During these sessions, ask probing business process discovery questions as the SME walks you through their procedure. Make it very clear with the user that you want as much explicit detail as possible, especially when there are potential exceptions the automation would need to handle.
Keep in mind that as you develop the automation, you want your digital worker to emulate the actions of the human actor (and the responses of applications, websites and so on) as closely as possible so you can create a robotic process automation tool that can effectively handle the majority of scenarios.
Once you are comfortable that you have received the detail required to create a process requirements document, you are ready to move to the next step — creating the PDD.
Developing Your Process Definition Document
The PDD is an effective way to document what you learned during the business process discovery sessions. It puts the information into a format that is both understandable by the end-user as well as the developer, who will help to create the solution design document (SDD) as part of the last phase of the process.
In addition to the data from discovery, the users should supply you with any business process documentation they have available. This will help expedite your team’s creation of the PDD, as no one will need to recreate information. Unfortunately, many organizations do not have process documentation, so it is even more imperative to derive those details during discovery.

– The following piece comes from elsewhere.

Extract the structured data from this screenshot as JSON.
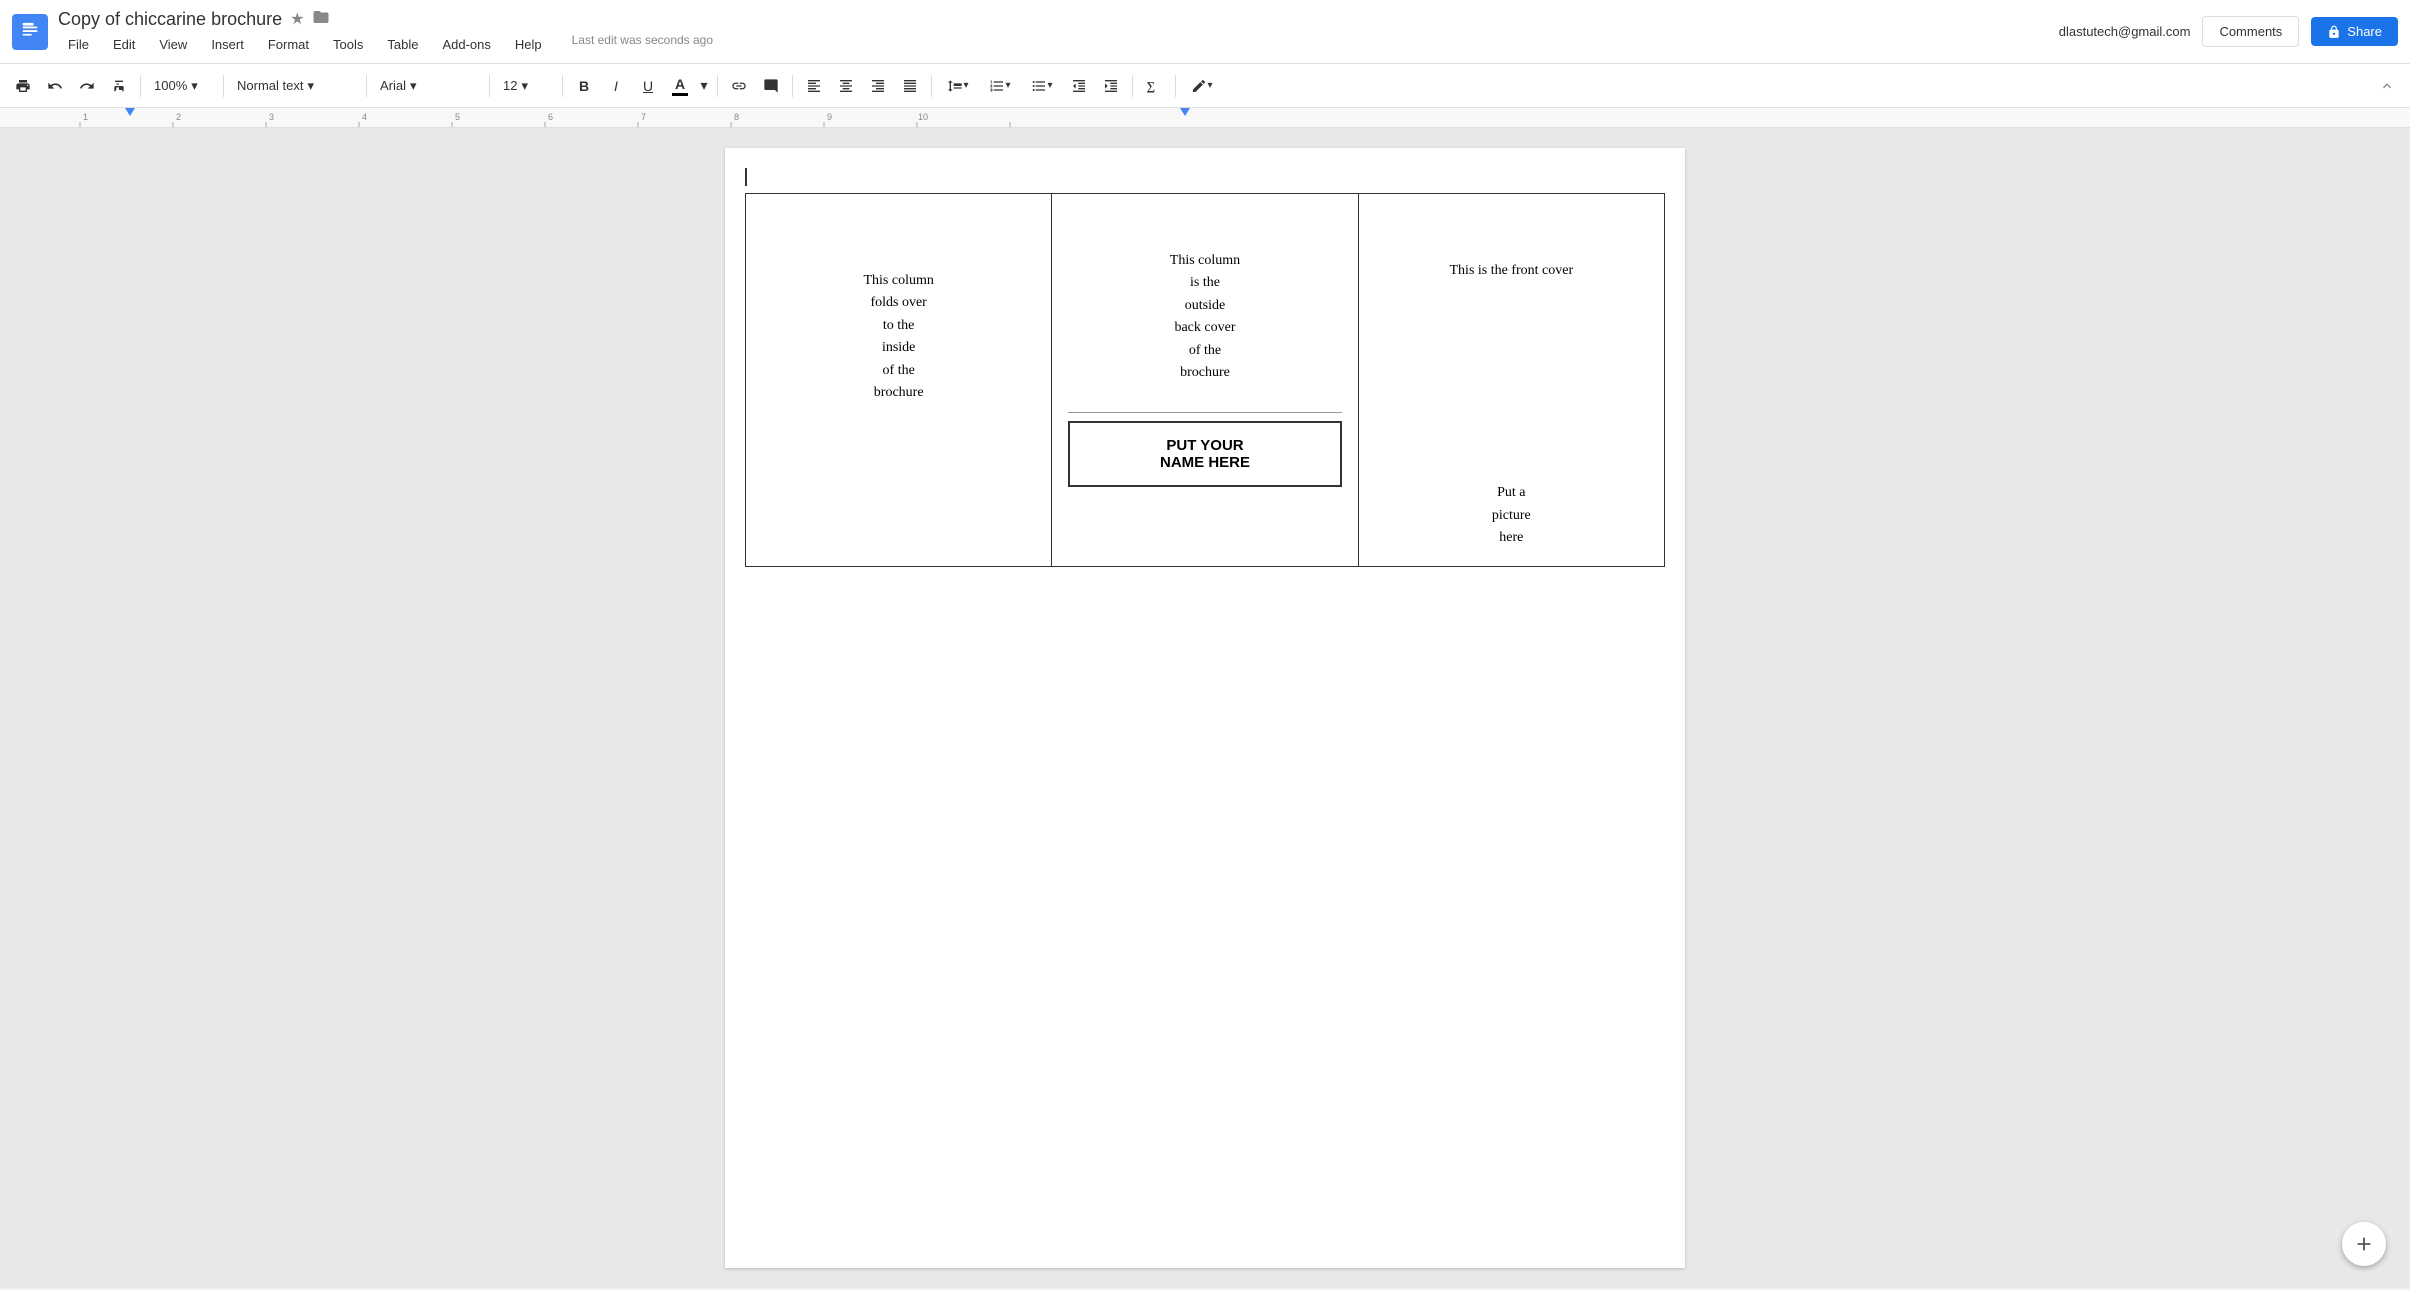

The PDD should also capture the flow of a business process you will develop within the RPA tool. The flowchart contained within the document captures, at a high level, the business process you will automate, the target systems used within the process and any assumptions not taken into account.
Once agreed upon as the basis for the automation of the target process, the developer and architect will use the flowchart and assumptions as a platform from which they can design the automated solution. Changes to this business process may constitute a request for change and will be subject to the agreed agility program change procedures.
In addition to creating the necessary automation process documentation, you should also have:
- Discussions around application access credentials
- Test system availability
- Test data
- Quality assurance testers and user validation.
Also, include any other components necessary for the successful development and testing of the process automation.
Bonus Moves During Process Documentation
During the discover and document phase of your RPA use case journey, you’ll be able to explore alternatives — including process improvement, native application enhancement or other automations — to make sure RPA is the right solution.
Once this phase is complete, you can focus on tasks rather than end-to-end business processes and limit process change or improvement to reduce automation scope. Then, you can move on to the final phase: Design and Approval.
Follow us as we take the final step in our RPA use case journey, where we’ll discuss the details of the Design and Approval phase, including key deliverables that will help drive the final phase of the overall automation intake process.
During this phase, we will finalize the PDD and receive user approval to move forward, discuss potential process improvement opportunities based on the data gather during discovery, and turn over the PDD to the technical team to create the solution design document.